— Directions —
Search the listing for the string "should" and copy every line that contains it.

+---+

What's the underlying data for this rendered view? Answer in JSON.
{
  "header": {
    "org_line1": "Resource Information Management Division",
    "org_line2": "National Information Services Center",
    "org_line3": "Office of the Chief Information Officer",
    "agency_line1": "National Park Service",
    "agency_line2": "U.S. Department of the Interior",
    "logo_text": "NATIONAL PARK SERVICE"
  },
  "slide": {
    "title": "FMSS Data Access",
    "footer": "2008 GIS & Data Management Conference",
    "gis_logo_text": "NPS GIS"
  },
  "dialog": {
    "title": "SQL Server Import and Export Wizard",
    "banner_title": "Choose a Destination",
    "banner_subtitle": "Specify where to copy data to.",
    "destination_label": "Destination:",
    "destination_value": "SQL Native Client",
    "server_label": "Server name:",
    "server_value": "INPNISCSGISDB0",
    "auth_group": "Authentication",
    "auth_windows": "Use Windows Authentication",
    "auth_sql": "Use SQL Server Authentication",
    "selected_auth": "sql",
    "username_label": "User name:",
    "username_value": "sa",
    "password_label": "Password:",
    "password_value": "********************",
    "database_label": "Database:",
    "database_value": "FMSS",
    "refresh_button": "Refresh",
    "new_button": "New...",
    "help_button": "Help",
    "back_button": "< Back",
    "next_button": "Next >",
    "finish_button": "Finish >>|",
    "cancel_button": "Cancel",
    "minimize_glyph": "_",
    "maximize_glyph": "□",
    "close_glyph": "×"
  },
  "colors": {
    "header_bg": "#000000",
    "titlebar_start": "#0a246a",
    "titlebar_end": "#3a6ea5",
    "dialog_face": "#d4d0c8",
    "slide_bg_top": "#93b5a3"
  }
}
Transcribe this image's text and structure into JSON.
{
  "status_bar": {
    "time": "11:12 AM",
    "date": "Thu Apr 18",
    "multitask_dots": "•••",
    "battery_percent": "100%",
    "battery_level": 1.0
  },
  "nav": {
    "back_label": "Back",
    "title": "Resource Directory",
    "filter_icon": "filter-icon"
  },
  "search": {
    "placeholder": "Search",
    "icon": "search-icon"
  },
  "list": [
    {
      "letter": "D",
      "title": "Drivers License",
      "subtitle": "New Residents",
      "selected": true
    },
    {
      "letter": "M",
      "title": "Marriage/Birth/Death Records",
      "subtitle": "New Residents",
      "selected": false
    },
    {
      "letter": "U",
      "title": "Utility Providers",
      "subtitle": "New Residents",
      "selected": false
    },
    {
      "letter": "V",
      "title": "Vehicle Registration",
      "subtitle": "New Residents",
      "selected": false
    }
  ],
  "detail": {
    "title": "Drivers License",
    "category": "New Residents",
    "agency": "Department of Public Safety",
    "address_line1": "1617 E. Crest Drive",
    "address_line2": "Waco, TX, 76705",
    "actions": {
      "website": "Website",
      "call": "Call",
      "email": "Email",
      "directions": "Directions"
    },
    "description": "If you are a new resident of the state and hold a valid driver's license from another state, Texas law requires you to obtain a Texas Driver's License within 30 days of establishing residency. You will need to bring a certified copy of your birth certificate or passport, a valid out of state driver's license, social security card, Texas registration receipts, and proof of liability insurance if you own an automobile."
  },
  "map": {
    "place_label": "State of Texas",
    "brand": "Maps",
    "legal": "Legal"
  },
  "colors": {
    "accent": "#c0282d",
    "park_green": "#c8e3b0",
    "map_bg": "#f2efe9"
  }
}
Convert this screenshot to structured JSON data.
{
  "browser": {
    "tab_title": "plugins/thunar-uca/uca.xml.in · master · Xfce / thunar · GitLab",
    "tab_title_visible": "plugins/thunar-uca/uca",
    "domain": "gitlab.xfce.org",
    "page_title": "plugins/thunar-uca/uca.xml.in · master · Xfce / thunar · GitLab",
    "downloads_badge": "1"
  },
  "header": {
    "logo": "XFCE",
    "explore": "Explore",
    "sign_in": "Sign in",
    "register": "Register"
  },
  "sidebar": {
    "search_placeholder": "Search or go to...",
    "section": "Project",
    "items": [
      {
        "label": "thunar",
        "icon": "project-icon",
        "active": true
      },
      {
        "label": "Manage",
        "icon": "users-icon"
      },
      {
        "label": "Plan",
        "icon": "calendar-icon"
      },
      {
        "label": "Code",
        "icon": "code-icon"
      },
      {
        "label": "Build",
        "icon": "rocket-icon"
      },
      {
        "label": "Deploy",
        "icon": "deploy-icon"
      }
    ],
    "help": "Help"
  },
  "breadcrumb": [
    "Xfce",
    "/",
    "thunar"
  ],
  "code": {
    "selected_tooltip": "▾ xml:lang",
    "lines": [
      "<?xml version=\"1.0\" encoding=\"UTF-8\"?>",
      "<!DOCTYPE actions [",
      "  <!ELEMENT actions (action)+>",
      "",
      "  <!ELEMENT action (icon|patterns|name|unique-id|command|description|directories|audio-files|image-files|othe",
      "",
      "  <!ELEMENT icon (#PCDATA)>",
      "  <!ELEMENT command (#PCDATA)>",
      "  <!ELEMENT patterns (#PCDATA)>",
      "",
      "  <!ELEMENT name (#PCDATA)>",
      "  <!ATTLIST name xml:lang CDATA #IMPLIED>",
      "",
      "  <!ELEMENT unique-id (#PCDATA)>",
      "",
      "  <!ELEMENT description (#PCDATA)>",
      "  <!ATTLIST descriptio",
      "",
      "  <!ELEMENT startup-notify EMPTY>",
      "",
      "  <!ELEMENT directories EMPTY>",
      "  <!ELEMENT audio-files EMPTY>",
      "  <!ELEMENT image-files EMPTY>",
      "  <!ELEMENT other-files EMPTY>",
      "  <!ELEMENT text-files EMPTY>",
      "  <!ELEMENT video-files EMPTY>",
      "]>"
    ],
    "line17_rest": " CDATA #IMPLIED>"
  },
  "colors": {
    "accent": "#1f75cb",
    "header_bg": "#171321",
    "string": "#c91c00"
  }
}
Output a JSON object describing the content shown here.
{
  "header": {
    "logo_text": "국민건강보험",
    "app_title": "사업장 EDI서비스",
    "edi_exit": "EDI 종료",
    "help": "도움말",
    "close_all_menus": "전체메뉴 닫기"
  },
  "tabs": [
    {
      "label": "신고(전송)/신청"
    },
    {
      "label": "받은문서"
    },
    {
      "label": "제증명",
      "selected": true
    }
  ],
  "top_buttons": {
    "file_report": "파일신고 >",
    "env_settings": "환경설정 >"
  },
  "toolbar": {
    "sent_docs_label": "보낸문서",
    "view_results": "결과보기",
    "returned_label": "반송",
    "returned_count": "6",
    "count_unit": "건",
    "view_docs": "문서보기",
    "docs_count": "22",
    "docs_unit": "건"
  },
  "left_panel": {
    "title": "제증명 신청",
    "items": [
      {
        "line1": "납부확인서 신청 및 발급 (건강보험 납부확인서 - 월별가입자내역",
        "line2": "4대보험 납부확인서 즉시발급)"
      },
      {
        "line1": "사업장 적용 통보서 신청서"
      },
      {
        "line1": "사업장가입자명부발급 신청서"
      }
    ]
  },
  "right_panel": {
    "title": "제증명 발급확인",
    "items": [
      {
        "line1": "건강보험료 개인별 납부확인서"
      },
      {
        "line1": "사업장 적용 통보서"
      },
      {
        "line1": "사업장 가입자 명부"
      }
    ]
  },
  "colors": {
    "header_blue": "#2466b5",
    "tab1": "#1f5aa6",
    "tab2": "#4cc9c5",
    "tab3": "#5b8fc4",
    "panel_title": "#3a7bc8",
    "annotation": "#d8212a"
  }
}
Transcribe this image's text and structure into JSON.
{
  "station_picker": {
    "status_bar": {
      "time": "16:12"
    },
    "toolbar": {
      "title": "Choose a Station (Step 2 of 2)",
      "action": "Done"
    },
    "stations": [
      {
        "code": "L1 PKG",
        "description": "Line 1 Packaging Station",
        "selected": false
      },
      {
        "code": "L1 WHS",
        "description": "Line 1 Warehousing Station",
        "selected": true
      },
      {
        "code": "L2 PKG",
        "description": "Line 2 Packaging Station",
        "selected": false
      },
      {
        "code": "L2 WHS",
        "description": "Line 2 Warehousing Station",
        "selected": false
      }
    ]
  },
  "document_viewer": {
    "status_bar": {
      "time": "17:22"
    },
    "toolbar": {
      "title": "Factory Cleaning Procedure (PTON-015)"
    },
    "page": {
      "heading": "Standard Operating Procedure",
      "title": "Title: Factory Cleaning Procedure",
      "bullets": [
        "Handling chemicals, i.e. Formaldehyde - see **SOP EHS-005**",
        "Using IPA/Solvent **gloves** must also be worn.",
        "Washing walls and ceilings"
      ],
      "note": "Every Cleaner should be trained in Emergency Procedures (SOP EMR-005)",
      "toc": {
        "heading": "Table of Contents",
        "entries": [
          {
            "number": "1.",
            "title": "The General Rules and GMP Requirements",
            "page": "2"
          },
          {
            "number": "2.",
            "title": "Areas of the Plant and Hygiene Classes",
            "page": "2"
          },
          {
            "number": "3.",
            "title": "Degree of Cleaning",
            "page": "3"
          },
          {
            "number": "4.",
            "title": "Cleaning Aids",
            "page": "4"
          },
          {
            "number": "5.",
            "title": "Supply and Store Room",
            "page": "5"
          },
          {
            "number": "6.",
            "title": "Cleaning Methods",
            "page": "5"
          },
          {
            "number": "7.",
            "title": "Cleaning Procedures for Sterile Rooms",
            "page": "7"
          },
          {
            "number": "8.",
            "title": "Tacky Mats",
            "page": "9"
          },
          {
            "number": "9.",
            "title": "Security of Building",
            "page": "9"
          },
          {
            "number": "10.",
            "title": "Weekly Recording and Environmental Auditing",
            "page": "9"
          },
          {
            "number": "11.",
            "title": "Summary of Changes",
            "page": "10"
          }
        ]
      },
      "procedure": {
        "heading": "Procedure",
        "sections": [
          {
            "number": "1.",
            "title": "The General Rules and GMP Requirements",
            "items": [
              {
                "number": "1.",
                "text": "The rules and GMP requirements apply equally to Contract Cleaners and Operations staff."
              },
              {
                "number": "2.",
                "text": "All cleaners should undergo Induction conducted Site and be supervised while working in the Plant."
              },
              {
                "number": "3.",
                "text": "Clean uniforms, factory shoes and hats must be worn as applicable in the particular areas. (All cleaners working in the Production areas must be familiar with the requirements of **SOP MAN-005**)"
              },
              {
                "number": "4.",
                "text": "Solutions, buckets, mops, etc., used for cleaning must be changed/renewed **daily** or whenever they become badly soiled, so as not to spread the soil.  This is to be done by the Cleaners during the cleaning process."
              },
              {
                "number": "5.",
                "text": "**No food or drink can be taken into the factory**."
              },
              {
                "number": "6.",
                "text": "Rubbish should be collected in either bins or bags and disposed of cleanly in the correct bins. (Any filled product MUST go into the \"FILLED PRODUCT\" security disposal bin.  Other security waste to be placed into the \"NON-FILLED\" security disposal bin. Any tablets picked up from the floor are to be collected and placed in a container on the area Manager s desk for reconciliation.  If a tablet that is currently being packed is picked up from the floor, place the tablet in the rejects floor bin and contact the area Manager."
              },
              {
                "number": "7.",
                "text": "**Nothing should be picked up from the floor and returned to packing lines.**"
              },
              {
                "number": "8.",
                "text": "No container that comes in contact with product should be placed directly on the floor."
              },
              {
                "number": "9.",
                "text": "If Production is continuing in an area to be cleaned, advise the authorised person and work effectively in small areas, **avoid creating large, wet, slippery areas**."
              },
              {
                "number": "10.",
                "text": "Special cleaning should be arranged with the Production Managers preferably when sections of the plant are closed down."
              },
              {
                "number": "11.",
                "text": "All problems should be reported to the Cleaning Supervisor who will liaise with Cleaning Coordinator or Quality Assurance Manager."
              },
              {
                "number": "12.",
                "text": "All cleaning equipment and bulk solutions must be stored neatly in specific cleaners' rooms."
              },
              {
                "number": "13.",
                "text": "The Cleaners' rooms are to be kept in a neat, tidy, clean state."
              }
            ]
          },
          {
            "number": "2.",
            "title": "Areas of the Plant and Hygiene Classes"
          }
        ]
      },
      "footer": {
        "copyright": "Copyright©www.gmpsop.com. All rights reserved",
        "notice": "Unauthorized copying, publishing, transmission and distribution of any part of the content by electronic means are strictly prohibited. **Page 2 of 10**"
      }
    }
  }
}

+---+

— Exercise response —
      "note": "Every Cleaner should be trained in Emergency Procedures (SOP EMR-005)",
                "text": "All cleaners should undergo Induction conducted Site and be supervised while working in the Plant."
                "text": "Rubbish should be collected in either bins or bags and disposed of cleanly in the correct bins. (Any filled product MUST go into the \"FILLED PRODUCT\" security disposal bin.  Other security waste to be placed into the \"NON-FILLED\" security disposal bin. Any tablets picked up from the floor are to be collected and placed in a container on the area Manager s desk for reconciliation.  If a tablet that is currently being packed is picked up from the floor, place the tablet in the rejects floor bin and contact the area Manager."
                "text": "**Nothing should be picked up from the floor and returned to packing lines.**"
                "text": "No container that comes in contact with product should be placed directly on the floor."
                "text": "Special cleaning should be arranged with the Production Managers preferably when sections of the plant are closed down."
                "text": "All problems should be reported to the Cleaning Supervisor who will liaise with Cleaning Coordinator or Quality Assurance Manager."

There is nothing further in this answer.